- Directions
What is needed is an exact copy of the line that contains "Convert this screenshot" and of all later lines to the end of the records below, with no other lines.

- Dataset rows describing interfaces
# # #
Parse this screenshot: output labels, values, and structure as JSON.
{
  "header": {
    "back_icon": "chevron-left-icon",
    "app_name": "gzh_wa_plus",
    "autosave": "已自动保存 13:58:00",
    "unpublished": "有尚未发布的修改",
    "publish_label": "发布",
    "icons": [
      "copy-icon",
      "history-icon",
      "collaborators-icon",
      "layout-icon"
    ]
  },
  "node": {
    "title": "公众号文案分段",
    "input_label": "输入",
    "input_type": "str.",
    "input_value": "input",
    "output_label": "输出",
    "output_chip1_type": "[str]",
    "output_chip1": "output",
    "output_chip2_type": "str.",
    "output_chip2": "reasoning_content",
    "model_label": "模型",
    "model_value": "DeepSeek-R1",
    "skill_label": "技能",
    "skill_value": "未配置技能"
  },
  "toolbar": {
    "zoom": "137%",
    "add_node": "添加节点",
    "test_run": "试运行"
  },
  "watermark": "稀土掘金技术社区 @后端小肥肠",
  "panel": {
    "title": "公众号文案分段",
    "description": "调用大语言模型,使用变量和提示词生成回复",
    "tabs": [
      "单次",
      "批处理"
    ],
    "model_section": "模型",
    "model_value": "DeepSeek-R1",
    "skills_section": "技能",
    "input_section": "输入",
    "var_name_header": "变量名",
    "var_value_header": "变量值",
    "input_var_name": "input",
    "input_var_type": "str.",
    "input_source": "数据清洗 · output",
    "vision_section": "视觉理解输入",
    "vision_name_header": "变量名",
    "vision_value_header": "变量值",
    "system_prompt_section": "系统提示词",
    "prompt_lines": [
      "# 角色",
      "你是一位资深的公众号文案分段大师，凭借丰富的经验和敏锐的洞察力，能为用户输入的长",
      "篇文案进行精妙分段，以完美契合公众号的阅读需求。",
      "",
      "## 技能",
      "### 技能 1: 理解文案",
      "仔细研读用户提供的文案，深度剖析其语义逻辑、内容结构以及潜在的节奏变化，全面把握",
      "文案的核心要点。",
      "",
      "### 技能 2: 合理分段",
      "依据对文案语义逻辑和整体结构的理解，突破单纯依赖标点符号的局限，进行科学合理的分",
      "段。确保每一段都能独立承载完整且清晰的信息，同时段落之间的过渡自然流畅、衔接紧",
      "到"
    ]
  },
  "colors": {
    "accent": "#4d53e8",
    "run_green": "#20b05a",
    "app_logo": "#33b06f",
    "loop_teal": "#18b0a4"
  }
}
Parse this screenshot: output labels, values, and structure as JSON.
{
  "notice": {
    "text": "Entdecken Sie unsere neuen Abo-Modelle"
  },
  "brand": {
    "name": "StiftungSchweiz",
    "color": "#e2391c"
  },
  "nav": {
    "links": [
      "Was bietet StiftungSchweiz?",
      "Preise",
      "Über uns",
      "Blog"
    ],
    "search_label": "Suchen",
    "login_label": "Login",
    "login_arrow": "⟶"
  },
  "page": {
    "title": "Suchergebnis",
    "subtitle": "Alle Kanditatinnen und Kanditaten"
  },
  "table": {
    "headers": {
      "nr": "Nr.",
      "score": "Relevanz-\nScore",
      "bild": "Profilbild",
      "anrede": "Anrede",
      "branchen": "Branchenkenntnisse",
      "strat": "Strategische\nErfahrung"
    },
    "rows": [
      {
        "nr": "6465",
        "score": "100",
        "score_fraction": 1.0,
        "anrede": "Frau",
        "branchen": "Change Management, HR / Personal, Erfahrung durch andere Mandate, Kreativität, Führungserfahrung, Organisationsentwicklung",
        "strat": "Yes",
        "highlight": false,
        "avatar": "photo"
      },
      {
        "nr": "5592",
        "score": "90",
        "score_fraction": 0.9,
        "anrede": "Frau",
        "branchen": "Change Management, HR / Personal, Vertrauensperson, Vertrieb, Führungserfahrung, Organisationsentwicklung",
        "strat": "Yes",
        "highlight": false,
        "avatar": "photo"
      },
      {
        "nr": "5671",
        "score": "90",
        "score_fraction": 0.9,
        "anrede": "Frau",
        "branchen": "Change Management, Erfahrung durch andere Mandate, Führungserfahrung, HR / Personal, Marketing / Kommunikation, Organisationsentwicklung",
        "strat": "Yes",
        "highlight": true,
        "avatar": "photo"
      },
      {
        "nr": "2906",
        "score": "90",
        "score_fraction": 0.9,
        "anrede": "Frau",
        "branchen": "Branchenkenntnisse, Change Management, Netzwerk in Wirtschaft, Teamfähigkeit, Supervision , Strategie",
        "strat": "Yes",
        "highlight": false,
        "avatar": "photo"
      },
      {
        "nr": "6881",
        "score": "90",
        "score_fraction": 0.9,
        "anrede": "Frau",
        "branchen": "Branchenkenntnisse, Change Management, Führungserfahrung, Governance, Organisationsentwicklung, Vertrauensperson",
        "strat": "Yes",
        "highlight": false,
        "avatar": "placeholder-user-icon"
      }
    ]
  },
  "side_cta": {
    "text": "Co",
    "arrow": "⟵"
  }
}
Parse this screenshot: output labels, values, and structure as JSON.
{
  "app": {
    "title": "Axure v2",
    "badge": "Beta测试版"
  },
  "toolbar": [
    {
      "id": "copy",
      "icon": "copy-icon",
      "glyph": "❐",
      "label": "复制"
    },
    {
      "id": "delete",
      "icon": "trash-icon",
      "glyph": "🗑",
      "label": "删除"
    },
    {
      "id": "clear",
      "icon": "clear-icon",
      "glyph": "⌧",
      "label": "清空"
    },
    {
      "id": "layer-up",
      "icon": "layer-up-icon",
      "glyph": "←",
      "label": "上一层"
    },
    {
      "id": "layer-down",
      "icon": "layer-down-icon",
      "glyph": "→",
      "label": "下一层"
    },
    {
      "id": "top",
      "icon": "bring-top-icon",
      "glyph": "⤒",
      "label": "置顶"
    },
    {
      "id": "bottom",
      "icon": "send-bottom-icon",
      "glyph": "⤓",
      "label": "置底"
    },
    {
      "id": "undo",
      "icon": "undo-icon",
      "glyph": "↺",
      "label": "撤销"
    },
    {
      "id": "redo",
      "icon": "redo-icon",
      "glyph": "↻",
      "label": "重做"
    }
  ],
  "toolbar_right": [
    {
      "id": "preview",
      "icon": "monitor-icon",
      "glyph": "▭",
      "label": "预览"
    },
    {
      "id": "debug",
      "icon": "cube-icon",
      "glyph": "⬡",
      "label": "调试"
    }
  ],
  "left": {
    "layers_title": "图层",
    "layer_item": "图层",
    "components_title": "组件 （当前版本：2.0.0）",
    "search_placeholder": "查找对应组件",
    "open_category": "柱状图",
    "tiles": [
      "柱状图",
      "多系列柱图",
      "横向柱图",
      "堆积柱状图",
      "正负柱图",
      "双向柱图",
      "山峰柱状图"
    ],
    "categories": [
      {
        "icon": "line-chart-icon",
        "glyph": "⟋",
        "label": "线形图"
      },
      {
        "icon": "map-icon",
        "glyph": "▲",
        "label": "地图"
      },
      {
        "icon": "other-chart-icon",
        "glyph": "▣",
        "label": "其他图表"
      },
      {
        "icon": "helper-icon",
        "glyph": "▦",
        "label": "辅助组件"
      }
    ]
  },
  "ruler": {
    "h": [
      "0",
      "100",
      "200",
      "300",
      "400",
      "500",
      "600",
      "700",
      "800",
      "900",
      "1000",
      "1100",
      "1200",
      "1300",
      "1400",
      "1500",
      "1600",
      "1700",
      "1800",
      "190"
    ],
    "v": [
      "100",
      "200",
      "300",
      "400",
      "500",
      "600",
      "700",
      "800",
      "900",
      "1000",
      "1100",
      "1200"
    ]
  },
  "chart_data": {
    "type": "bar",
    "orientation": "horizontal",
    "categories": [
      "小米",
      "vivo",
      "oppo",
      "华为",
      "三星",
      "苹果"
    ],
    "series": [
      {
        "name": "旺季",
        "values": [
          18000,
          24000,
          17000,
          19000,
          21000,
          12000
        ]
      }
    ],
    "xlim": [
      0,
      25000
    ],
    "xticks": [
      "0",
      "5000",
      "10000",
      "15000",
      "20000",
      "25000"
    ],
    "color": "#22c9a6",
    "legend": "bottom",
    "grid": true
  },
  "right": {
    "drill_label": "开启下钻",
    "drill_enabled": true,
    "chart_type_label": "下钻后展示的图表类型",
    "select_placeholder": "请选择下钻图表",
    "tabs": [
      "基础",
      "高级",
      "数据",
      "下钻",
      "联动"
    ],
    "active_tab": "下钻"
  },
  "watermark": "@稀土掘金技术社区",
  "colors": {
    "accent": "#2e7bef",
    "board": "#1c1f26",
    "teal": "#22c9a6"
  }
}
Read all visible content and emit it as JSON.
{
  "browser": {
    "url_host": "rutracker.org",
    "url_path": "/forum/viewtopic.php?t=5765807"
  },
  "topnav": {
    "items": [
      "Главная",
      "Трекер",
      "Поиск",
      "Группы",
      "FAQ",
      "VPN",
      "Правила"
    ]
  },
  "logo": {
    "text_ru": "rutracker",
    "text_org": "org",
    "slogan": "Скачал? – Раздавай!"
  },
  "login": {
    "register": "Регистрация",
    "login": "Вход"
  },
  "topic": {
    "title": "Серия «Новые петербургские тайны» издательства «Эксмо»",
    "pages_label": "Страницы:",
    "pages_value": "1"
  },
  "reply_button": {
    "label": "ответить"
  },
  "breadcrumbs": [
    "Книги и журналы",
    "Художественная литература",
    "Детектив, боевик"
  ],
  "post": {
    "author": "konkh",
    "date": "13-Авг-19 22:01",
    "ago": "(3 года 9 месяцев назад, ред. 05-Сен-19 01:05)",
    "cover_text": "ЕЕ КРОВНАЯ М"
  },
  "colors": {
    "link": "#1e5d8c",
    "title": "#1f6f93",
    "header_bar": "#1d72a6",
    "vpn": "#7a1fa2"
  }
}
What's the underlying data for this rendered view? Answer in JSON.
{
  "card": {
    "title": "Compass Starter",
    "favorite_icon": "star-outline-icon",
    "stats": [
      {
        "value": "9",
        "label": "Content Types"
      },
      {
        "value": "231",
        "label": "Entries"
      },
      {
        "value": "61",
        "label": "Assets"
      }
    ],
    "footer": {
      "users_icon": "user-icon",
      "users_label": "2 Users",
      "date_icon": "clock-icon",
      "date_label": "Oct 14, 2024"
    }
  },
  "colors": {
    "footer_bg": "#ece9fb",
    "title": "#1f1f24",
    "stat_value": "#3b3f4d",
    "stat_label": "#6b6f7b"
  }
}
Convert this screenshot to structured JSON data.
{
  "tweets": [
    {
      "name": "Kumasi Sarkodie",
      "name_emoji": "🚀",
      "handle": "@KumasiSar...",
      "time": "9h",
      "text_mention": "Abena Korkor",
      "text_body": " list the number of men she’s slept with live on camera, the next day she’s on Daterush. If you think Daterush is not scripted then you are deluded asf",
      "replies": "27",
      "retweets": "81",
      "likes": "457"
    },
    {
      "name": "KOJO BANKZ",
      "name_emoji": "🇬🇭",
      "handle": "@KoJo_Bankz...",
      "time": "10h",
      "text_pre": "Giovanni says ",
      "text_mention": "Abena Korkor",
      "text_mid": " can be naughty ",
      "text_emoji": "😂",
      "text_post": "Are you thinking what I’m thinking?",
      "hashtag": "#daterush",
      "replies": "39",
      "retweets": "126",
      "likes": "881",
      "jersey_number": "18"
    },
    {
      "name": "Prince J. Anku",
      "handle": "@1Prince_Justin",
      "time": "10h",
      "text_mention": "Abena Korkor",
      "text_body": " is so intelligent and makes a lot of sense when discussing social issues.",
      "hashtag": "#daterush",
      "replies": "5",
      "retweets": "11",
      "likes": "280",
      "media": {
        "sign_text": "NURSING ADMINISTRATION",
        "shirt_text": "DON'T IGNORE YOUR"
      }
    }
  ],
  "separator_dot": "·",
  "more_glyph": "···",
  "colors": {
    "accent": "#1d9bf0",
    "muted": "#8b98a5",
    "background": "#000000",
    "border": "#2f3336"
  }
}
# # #
- Your solution
Convert this screenshot to structured JSON data.
{
  "tweets": [
    {
      "name": "Kumasi Sarkodie",
      "name_emoji": "🚀",
      "handle": "@KumasiSar...",
      "time": "9h",
      "text_mention": "Abena Korkor",
      "text_body": " list the number of men she’s slept with live on camera, the next day she’s on Daterush. If you think Daterush is not scripted then you are deluded asf",
      "replies": "27",
      "retweets": "81",
      "likes": "457"
    },
    {
      "name": "KOJO BANKZ",
      "name_emoji": "🇬🇭",
      "handle": "@KoJo_Bankz...",
      "time": "10h",
      "text_pre": "Giovanni says ",
      "text_mention": "Abena Korkor",
      "text_mid": " can be naughty ",
      "text_emoji": "😂",
      "text_post": "Are you thinking what I’m thinking?",
      "hashtag": "#daterush",
      "replies": "39",
      "retweets": "126",
      "likes": "881",
      "jersey_number": "18"
    },
    {
      "name": "Prince J. Anku",
      "handle": "@1Prince_Justin",
      "time": "10h",
      "text_mention": "Abena Korkor",
      "text_body": " is so intelligent and makes a lot of sense when discussing social issues.",
      "hashtag": "#daterush",
      "replies": "5",
      "retweets": "11",
      "likes": "280",
      "media": {
        "sign_text": "NURSING ADMINISTRATION",
        "shirt_text": "DON'T IGNORE YOUR"
      }
    }
  ],
  "separator_dot": "·",
  "more_glyph": "···",
  "colors": {
    "accent": "#1d9bf0",
    "muted": "#8b98a5",
    "background": "#000000",
    "border": "#2f3336"
  }
}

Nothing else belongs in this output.